In the UK, the swine flu pandemic is turning out to be less threatening than had originally been feared. Last week, there were 11,000 new cases – a reduction of half on the previous week. Back in July, there were predictions that we might be seeing 100,000 new cases every day.
There have been 283 deaths – just one for every four thousand people who catch the illness. The chief medical officer warned against complacency, though, and history would suggest rightly. The great flu pandemic of 1918 first appeared as a relatively mild illness, but then returned as the devastating killer of perhaps 70 million people.
Across the world, more than 7,800 people are known to have died of H1N1 after the figure leapt by 1,000 in a week. Most of the deaths have been in the American continents – more than 5,300.

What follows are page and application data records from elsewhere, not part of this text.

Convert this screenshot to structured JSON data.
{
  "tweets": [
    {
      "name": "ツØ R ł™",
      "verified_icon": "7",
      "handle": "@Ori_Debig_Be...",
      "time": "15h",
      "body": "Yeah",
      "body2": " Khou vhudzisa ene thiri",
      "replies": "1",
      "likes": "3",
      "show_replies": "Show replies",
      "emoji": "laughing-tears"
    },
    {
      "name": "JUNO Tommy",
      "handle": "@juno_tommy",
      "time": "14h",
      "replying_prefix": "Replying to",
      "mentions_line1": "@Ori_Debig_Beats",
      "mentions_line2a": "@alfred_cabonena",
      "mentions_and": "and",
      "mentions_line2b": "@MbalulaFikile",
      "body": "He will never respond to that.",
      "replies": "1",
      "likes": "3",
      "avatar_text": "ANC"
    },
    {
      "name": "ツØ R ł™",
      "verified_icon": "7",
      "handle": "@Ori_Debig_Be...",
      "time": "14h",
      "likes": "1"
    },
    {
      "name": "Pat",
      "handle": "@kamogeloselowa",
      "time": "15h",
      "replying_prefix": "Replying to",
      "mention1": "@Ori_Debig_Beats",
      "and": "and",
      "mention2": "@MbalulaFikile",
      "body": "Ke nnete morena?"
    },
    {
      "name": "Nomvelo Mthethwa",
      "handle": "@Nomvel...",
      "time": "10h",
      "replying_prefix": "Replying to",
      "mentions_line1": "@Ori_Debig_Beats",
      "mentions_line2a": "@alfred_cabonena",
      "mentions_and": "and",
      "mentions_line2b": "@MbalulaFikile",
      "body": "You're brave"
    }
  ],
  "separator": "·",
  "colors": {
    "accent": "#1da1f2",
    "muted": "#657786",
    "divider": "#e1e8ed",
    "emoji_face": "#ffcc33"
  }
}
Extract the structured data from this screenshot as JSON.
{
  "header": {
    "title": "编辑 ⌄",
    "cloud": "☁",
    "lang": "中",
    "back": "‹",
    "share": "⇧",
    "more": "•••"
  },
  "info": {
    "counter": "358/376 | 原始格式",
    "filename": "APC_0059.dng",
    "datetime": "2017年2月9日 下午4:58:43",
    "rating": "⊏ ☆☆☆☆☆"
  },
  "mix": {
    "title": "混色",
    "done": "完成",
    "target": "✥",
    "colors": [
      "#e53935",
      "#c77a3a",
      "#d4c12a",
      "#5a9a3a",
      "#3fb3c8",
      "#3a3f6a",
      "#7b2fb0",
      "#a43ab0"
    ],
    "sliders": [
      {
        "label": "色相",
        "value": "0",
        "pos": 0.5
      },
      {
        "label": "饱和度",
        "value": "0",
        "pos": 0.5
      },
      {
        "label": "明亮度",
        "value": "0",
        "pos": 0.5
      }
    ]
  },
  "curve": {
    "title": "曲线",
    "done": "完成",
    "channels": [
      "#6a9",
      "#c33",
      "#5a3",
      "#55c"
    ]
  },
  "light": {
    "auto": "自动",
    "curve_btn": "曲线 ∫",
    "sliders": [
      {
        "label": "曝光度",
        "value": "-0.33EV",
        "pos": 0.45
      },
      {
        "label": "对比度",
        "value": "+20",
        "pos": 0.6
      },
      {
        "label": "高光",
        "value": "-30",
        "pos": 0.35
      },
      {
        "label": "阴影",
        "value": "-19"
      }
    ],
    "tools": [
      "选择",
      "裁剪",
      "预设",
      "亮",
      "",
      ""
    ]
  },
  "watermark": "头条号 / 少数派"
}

Mutated strains have killed people in Norway and France, and these have been seen in four other countries, but overall most victims still suffer fairly mild symptoms. (See also my blogs of 30 April, 13 May, 6, 11 July, 24 Oct)